Animatronic model of E.T.’s head expected to fetch up to $1 million at auction

2PG815N E.T. The Extra-Terrestrial 1982.
 The Alien

Steven Spielberg’s classic 1982 movie was nominated for nine Oscars.FlixPix/AlamyCNN — 

An animatronic head of E.T., the beloved alien left behind on Earth in Steven Spielberg’s classic movie, is expected to sell for as much as $1 million at an auction held on December 14-17 in Beverly Hills, California and online.

The animatronic model from “E.T. the Extra-Terrestrial” is part of a sale organized by Julien’s Auctions and Turner Classic Movies, which, like CNN, is owned by Warner Bros. Discovery.
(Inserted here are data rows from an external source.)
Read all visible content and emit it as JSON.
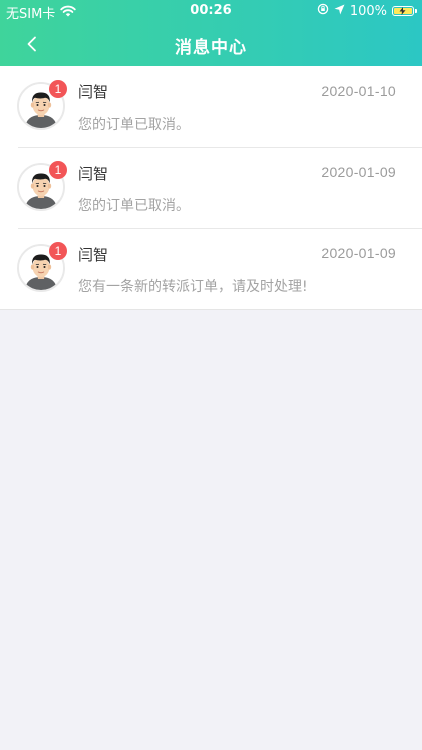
{
  "status_bar": {
    "carrier": "无SIM卡",
    "time": "00:26",
    "battery": "100%"
  },
  "nav": {
    "title": "消息中心"
  },
  "messages": [
    {
      "sender": "闫智",
      "date": "2020-01-10",
      "preview": "您的订单已取消。",
      "badge": "1"
    },
    {
      "sender": "闫智",
      "date": "2020-01-09",
      "preview": "您的订单已取消。",
      "badge": "1"
    },
    {
      "sender": "闫智",
      "date": "2020-01-09",
      "preview": "您有一条新的转派订单，请及时处理!",
      "badge": "1"
    }
  ],
  "colors": {
    "header_start": "#3fd49b",
    "header_end": "#2cc7c4",
    "badge": "#f25557",
    "background": "#f2f2f7"
  }
}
More than 1,000 props and memorabilia from some of the best-known sci-fi, fantasy, action and superhero movies and TV series will be available at the auction.

The most iconic and beloved alien of all time will be at the center of this celebration with the offering of an original hero mechanical animatronic E.T. head (Estimate: $800,000 - $1,000,000) created by the legendary Carlo Rambaldi and as seen throughout Steven Spielberg's, E.T. The Extra Terrestrial. TCM and Julien's previously sold a full E.T. animatronic model for over $2.5 million dollars.

The model is expected to sell for up to $1 million.Julien’s Auctions

Designed by the late Carlo Rambaldi, the model has some incredibly expressive moves. Its nostrils open and close, and its veins pulsate, while cables also allow for the movement of its eyes, lips, eyebrows, forehead and tongue.

This model comes from Rambaldi’s own collection, as did the animatronic figure of E.T. sold by Julien’s Auctions last November for $2.56 million.

His daughter, Daniela Rambaldi, recalls her father finding inspiration for E.T.’s expressive blue eyes from their family cat “Kikka,” the auction house said.

The story of the homesick E.T. and his bond with Elliott, the boy who finds him, Spielberg’s 1982 movie won near-universal acclaim and was nominated for nine Oscars, of which it won four.

This sale will feature one of the most famous and legendary robots of all time, Model B-9 "The Robot" from the pioneering science fiction series of the 1960s, Lost In Space (Estimate: $300,000 - $500,000). One of only two full-scale figures that were made during the show's three-year run, this is one of the rarest artifacts from the era ever offered at auction which also is still functional.

The Robot featured in the TV series “Lost In Space.”Julien’s Auctions

Other artifacts from movie history are also up for sale, including a full Batman costume worn by Michael Keaton in “Batman Returns,” which has an estimate of up to $70,000, and a model of The Robot from the 1960s sci-fi series “Lost in Space.”

This model is “one of the rarest artifacts from the era ever offered at auction which also is still functional,” the auction house said, since only two full-scale models of The Robot were made during the show’s run. It is expected to be sold for up to $500,000.

Several items of Harry Potter memorabilia are for sale, too, including robes and the half-moon glasses worn by Richard Harris playing Albus Dumbledore in “Harry Potter and the Chamber of Secrets.” The robes – screen-matched for authenticity – and glasses are anticipated to reach up to $70,000 and $20,000, respectively.

And for Marvel fans, props such as Captain America’s shield, complete with battle scars, from “Captain America: The First Avenger,” and a helmet worn by Robert Downey Jr. playing Iron Man in “Captain America: Civil War” are expected to sell for up to $70,000 and up to $40,000, respectively.